### WORK REQUEST:
The required answer is each line in the entries below where "have" occurs.
----- LISTED ENTRIES
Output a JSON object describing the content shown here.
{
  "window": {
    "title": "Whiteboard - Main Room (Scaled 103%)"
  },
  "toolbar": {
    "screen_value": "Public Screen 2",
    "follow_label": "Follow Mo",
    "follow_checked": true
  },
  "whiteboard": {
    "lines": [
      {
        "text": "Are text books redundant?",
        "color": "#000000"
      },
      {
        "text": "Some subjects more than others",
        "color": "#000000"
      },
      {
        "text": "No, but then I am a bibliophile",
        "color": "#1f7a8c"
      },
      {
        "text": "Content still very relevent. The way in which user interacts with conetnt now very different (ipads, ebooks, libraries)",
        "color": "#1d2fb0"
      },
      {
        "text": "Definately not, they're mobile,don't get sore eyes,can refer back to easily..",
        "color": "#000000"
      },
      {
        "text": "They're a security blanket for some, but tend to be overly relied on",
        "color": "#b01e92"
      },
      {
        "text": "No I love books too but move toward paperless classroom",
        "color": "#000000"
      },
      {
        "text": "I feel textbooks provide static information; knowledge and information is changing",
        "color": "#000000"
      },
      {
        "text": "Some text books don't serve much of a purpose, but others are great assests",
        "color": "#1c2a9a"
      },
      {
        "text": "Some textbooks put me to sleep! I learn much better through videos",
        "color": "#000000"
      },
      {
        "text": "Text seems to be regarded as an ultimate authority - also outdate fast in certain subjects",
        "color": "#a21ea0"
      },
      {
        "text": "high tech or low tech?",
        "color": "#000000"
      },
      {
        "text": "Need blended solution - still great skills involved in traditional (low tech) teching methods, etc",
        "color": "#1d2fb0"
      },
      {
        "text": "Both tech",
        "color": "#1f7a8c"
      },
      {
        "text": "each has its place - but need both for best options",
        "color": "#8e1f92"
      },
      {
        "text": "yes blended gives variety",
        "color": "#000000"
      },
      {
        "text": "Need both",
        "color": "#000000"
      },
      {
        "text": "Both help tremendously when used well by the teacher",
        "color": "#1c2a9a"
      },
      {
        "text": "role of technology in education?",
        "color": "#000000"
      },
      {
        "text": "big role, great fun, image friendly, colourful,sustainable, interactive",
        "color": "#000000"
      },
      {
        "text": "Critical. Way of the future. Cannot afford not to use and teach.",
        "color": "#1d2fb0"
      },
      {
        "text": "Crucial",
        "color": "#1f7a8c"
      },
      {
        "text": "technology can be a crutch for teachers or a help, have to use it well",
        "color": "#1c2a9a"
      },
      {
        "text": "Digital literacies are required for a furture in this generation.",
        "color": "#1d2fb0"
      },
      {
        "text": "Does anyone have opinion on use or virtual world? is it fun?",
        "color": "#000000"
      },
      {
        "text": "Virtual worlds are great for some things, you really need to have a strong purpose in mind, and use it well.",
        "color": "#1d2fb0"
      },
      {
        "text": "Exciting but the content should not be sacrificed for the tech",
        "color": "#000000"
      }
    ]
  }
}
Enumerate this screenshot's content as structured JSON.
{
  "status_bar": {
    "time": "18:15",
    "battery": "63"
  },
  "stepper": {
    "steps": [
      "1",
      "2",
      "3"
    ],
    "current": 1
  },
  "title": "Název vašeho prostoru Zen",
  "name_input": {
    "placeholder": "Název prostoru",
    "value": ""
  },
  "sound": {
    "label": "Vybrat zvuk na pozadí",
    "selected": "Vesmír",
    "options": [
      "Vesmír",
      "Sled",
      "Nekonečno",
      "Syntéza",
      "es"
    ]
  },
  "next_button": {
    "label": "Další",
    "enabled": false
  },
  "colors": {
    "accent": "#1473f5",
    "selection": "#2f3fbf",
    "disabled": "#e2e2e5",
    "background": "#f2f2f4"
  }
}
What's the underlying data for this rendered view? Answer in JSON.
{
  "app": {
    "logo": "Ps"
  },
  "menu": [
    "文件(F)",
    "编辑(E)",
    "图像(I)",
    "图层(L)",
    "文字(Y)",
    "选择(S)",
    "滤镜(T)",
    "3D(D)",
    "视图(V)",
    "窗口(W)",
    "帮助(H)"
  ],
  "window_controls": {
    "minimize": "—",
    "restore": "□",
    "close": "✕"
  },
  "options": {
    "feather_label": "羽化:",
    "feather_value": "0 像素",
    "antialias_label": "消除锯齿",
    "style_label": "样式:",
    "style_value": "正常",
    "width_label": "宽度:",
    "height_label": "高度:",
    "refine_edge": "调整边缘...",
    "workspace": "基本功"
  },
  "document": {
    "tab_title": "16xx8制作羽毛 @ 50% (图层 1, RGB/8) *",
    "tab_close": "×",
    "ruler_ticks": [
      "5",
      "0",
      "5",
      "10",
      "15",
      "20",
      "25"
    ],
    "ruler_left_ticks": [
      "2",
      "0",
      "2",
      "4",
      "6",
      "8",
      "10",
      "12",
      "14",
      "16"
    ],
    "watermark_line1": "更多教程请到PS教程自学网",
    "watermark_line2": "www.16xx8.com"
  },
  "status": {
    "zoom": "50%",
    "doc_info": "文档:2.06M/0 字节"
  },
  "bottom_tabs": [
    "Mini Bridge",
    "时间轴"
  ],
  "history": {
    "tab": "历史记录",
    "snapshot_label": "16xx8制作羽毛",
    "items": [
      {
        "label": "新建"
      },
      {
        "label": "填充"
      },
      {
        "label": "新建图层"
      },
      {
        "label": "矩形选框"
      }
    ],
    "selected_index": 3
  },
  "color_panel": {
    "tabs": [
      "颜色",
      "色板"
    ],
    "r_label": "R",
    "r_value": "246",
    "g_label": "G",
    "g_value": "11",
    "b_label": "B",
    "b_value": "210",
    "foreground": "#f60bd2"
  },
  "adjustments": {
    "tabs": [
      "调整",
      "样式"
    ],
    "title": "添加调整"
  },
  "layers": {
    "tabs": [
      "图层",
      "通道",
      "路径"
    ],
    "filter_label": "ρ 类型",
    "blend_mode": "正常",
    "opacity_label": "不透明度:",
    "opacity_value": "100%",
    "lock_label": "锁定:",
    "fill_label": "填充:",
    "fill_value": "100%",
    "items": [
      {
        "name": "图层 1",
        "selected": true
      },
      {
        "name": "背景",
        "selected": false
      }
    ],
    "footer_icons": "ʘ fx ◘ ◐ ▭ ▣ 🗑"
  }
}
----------
### SOLUTION FOR THIS PROBLEM:
        "text": "technology can be a crutch for teachers or a help, have to use it well",
        "text": "Does anyone have opinion on use or virtual world? is it fun?",
        "text": "Virtual worlds are great for some things, you really need to have a strong purpose in mind, and use it well.",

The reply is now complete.